I’m seeing the end of the 50,000 word tunnel, although the story will be far from complete. I’ll have reached the target tomorrow, unless something happens. Shouldn’t put the cart before the horse (or, as we say in French, the plough before the oxen).
Here’s another unedited excerpt to either feast your eyes on or take a red pen to:
â€œHow much would it cost, in dollars, to buy a Phoenix?â€
Jacqueline frowned. â€œSales of Phoenixes are prohibited on Earth, due to humansâ€™ overwhelming lack of knowledge of other species. Owning such a species as the Phoenix could change the balance of knowledge and accelerate humanityâ€™sâ€”â€
â€œYeah, yeah, Iâ€™ve heard the speech before. Next youâ€™ll tell me my brain is too small to understand all of it. How much?â€
â€œHold, please, while I convert funds.â€ She disappeared again. I glanced at Eve. She looked sad, almost ready to cry. â€œIâ€™m not thinking of buying you,â€ I said, my voice grumpy even to my ears. That did it. Her face scrunched like a dried-up apple, then she launched a wail that made the windows tremble. Shit.
What did I do, now? Every time that happened at Terryâ€™s, Betty intervened, whisked the child away, and, after whatever she did or said, the cries stopped. Problem was, I never was privy to what she did or said, so I had no idea how to deal with Eve.
â€œWhat did you do to her?â€ Isabel asked behind me.
I turned, relieved beyond belief. â€œI didnâ€™t hear you come in, I said above Eveâ€™s cries. And I didnâ€™t do anything. Really.â€
Isabel threw me a pitying glance and walked over to Eve. â€œAt least you couldâ€™ve picked her up.â€ She did just that. â€œCome here, sweetie, come here. Why so sad?â€
Isabel sat in the chair, Eve on her lap, and rocked back and forth. Eve calmed down to silent tears and hiccups. â€œJack mean,â€ she said.
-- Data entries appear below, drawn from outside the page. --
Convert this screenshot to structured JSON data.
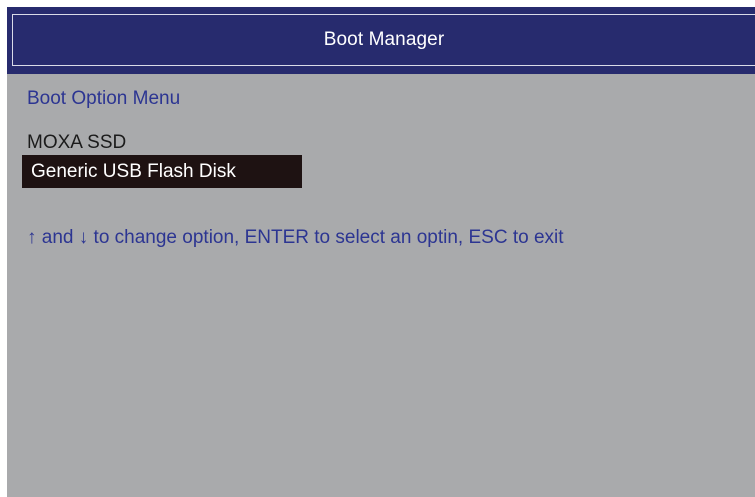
{
  "window": {
    "title": "Boot Manager"
  },
  "menu": {
    "heading": "Boot Option Menu",
    "options": [
      {
        "label": "MOXA SSD",
        "selected": false
      },
      {
        "label": "Generic USB Flash Disk",
        "selected": true
      }
    ]
  },
  "help": {
    "text": "↑  and ↓ to change option, ENTER to select an optin, ESC to exit"
  },
  "colors": {
    "background": "#a9aaac",
    "title_bar": "#272b6e",
    "heading_text": "#2c3592",
    "selected_bg": "#1e1212",
    "selected_text": "#ffffff"
  }
}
Isabel looked at me, startled. â€œShe talks?â€
â€œYeah. Phoenix didnâ€™t, but Eve does.â€
â€œI had to call her something. Anyway, Iâ€™m not being mean, Iâ€™m trying to figure out whatâ€™s going on.â€
â€œWhere did you get that gizmo on the table?â€
â€œWinston sent it. He had to leave unexpectedly on a mission, but he didnâ€™t leave me completely in the lurch.â€
â€œI have the data,â€ Jacqueline said as she appeared on the screen.
Isabelâ€™s eyebrows rose. â€œJacqueline?â€
I grimaced. â€œWinstonâ€™s little joke. So, what would it cost me?â€
â€œAgain, I must emphasizeâ€”â€
â€œCut it, sister. I asked you a question.â€
â€œVery well. The twelve-hour model is between two hundred and five hundred thousand, depending on where you order it from. The twenty-four hour model would run between one million five to two million, again depending the source factory.â€
I whistled. That was no chump change. I could easily afford the half-hour model; the twenty-four one would be a bit of a stretch, but, with equal paymentsâ€¦ I blinked.
Wait a minute, here, I thought. What was going on? All of a sudden, I wanted to buy a Phoenix? I stared at the bag, which was sitting right beside the communication station on the coffee table.